WHAT THIS TASK INVOLVES :: Find the lines of data that contain the string "广交会名录", then list them.

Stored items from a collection
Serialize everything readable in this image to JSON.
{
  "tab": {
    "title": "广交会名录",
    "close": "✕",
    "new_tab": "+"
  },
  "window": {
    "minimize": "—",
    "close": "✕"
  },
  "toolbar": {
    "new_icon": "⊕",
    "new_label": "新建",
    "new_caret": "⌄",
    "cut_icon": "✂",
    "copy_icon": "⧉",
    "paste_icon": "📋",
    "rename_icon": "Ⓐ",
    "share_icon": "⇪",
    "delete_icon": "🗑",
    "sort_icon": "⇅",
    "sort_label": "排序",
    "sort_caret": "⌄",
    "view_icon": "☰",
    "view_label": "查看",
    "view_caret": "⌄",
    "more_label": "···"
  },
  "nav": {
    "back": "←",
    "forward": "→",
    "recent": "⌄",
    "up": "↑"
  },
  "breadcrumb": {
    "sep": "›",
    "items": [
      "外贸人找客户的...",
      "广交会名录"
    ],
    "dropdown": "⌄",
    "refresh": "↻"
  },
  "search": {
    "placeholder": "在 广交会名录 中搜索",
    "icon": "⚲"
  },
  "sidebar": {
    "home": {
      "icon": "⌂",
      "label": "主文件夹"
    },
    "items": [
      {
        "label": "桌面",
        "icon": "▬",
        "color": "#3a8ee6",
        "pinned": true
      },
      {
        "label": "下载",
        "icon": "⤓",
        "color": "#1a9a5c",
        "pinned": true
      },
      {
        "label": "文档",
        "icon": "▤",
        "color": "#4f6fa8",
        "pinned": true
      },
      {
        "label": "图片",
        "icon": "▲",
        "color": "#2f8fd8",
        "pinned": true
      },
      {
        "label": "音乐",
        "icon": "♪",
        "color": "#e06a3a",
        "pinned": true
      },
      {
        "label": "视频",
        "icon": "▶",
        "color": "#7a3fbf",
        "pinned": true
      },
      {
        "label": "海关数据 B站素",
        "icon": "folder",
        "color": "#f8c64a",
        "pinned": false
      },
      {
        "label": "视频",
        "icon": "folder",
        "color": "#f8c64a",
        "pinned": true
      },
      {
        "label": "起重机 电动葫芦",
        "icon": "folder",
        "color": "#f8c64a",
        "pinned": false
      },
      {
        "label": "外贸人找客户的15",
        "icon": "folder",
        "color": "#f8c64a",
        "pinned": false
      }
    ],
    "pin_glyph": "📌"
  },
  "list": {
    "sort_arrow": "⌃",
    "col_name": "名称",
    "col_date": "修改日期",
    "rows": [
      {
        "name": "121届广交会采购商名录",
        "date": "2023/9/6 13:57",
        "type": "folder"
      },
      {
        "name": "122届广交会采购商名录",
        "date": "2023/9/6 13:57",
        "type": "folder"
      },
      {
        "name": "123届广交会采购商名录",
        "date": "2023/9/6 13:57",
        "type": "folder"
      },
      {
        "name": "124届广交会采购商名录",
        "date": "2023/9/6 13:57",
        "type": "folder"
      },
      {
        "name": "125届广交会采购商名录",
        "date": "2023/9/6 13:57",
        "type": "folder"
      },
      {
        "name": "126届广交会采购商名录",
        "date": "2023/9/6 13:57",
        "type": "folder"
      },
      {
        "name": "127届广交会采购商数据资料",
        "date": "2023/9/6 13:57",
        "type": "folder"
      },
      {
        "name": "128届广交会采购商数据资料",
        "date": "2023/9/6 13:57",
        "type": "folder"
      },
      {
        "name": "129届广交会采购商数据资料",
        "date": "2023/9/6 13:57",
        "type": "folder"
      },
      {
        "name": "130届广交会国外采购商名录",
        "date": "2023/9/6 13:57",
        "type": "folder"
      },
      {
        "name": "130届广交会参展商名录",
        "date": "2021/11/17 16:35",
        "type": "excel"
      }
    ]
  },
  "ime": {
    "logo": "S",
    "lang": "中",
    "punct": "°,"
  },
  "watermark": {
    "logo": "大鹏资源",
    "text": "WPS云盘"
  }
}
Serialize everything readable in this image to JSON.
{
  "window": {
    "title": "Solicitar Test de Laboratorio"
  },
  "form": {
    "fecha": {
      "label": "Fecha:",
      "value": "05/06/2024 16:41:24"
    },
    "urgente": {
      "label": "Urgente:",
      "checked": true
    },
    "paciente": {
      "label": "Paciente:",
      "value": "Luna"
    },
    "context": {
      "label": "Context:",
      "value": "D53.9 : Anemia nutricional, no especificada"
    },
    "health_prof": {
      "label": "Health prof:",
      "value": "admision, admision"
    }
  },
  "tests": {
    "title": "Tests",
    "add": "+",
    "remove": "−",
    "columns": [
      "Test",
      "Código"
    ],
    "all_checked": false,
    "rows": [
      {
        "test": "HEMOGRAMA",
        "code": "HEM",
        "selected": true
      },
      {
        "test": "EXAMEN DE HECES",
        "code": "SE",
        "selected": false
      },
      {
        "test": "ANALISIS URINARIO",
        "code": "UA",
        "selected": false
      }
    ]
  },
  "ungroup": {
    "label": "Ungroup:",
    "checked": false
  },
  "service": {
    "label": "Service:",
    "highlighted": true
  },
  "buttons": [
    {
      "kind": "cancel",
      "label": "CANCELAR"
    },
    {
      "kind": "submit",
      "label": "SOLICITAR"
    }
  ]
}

PROBLEM SOLUTION ::
    "title": "广交会名录",
      "广交会名录"
    "placeholder": "在 广交会名录 中搜索",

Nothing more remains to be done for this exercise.